Tamale Reverend Aaron Prosper Kuubagr, a Clinical Psychologist at the Total Life Enhancement Centre Ghana (TOLEC GH), has called on government to include mental health education in the school’s curriculum to help broaden students’ awareness on mental health issues.

He said suicide, which is caused by mental health problems, was becoming rampant among the youth, especially students, and proposed the need for government to incorporate mental health education into basic and secondary school curricular to help prevent the problem.

He made the call at an event in Tamale to mark this year’s World Mental Health Day Celebration, themed; Working to Prevent Suicide, A Call for National Action.

The event, attended by some students and health workers in the Tamale Metropolis, was organized by TOLEC GH in collaboration with the Mental Health Advocacy Foundation (MHAF) and the Ghana Psychologists Association (GPA).

Reverend Kuubagr said students lack the knowledge on mental health issues which can lead to suicide, so there is the need for government to prioritize it and make it part of the school’s curriculum to increase students understanding on the need to prevent suicide.

The government needs to have enough trained professionals in the area of mental health in health facilities, so that they can help people overcome psychological stress to help reduce cases of suicide in the country, he added.

Mr Peter Mintir Amadu, the Executive Director of TOLEC GH, indicated that suicide was the second leading cause of death in the country, and mostly among men between the ages of 15 to 29.

He therefore, urged traditional and religious authorities as well as other stakeholders to be advocates for the prevention of suicide among members of the public to enable them contribute to the productive workforce in the country.

He appealed to policy makers to develop measures to help safeguard people with suicidal ideas and break stigmatization and discrimination of such people for social inclusion.

Mr Mintir Amadu encouraged media personnel to desist from sensational nature of reporting on suicide cases, saying; do not thrive on sensationalism when reporting issues of suicide but rather provide stories of hope.

Mr Mumuni Fuseini, Northern Regional Mental Health Coordinator, advised the youth to stop substance abuse, which led to mental health disorders and other physical health problems.

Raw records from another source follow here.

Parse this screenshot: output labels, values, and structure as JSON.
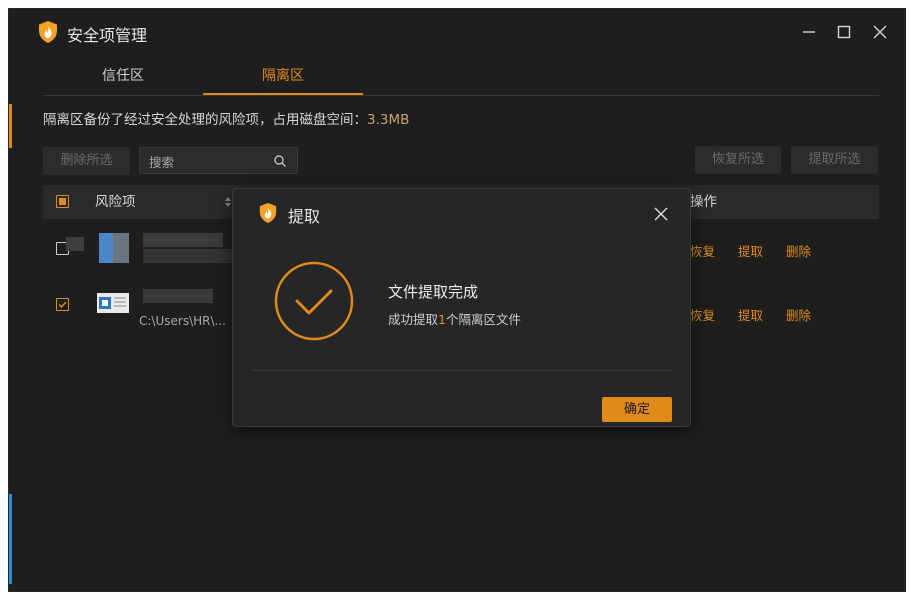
{
  "app": {
    "title": "安全项管理",
    "accent": "#e08a1e"
  },
  "tabs": [
    {
      "label": "信任区",
      "active": false
    },
    {
      "label": "隔离区",
      "active": true
    }
  ],
  "info": {
    "text": "隔离区备份了经过安全处理的风险项，占用磁盘空间：",
    "size": "3.3MB"
  },
  "toolbar": {
    "delete_selected": "删除所选",
    "search_placeholder": "搜索",
    "restore_selected": "恢复所选",
    "extract_selected": "提取所选"
  },
  "table": {
    "col_risk": "风险项",
    "col_actions": "操作",
    "rows": [
      {
        "checked": false,
        "path": "",
        "restore": "恢复",
        "extract": "提取",
        "delete": "删除"
      },
      {
        "checked": true,
        "path": "C:\\Users\\HR\\...",
        "restore": "恢复",
        "extract": "提取",
        "delete": "删除"
      }
    ]
  },
  "dialog": {
    "title": "提取",
    "message_title": "文件提取完成",
    "message_prefix": "成功提取",
    "message_count": "1",
    "message_suffix": "个隔离区文件",
    "ok_label": "确定",
    "icon": "check-circle-icon"
  }
}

Mr Chris Ayinbila, a student of the St Charles Senior High School in Tamale, who participated in the event, told the Ghana News Agency that they had been enlightened on mental health issues and suicide prevention measures, and would be advocates for suicide prevention among the youth in their communities.

Source: Ghana News Agency